→ REQUIRED ACTION
Leave no picture in, and give every entry again exactly.

(Dataset rows for apps and sites)
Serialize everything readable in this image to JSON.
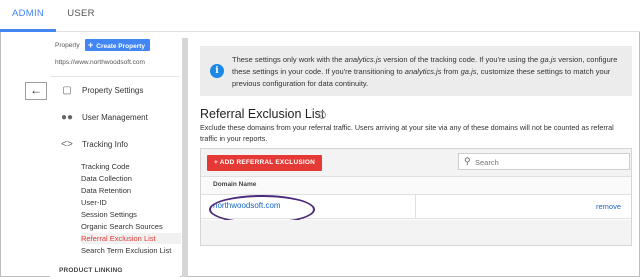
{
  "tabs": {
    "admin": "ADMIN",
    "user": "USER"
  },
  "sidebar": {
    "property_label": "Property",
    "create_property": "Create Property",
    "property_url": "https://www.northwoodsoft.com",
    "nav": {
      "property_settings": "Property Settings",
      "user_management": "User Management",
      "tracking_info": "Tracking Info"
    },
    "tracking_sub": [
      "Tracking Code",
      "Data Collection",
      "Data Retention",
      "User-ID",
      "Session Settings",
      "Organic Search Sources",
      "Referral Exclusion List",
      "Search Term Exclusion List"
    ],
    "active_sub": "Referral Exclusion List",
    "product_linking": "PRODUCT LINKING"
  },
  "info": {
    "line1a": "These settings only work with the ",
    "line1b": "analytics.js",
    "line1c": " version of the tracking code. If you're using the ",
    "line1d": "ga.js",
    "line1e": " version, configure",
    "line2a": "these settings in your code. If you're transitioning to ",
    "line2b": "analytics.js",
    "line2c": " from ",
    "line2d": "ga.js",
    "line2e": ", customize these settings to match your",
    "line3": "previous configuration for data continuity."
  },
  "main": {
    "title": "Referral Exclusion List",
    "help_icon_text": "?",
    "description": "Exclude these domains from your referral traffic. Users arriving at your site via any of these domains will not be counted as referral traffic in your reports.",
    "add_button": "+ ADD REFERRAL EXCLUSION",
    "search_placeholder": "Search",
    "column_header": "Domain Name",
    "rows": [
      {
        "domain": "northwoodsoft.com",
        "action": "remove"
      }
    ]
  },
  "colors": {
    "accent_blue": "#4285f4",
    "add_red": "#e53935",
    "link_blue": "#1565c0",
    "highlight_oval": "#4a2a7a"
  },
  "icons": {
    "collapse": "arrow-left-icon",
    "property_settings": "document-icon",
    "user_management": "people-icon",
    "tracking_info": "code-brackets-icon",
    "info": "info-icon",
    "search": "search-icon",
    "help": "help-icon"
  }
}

→ OUTPUT OF THE EXERCISE
Serialize everything readable in this image to JSON.
{
  "tabs": {
    "admin": "ADMIN",
    "user": "USER"
  },
  "sidebar": {
    "property_label": "Property",
    "create_property": "Create Property",
    "property_url": "https://www.northwoodsoft.com",
    "nav": {
      "property_settings": "Property Settings",
      "user_management": "User Management",
      "tracking_info": "Tracking Info"
    },
    "tracking_sub": [
      "Tracking Code",
      "Data Collection",
      "Data Retention",
      "User-ID",
      "Session Settings",
      "Organic Search Sources",
      "Referral Exclusion List",
      "Search Term Exclusion List"
    ],
    "active_sub": "Referral Exclusion List",
    "product_linking": "PRODUCT LINKING"
  },
  "info": {
    "line1a": "These settings only work with the ",
    "line1b": "analytics.js",
    "line1c": " version of the tracking code. If you're using the ",
    "line1d": "ga.js",
    "line1e": " version, configure",
    "line2a": "these settings in your code. If you're transitioning to ",
    "line2b": "analytics.js",
    "line2c": " from ",
    "line2d": "ga.js",
    "line2e": ", customize these settings to match your",
    "line3": "previous configuration for data continuity."
  },
  "main": {
    "title": "Referral Exclusion List",
    "help_icon_text": "?",
    "description": "Exclude these domains from your referral traffic. Users arriving at your site via any of these domains will not be counted as referral traffic in your reports.",
    "add_button": "+ ADD REFERRAL EXCLUSION",
    "search_placeholder": "Search",
    "column_header": "Domain Name",
    "rows": [
      {
        "domain": "northwoodsoft.com",
        "action": "remove"
      }
    ]
  },
  "colors": {
    "accent_blue": "#4285f4",
    "add_red": "#e53935",
    "link_blue": "#1565c0",
    "highlight_oval": "#4a2a7a"
  },
  "icons": {
    "collapse": "arrow-left-icon",
    "property_settings": "document-icon",
    "user_management": "people-icon",
    "tracking_info": "code-brackets-icon",
    "info": "info-icon",
    "search": "search-icon",
    "help": "help-icon"
  }
}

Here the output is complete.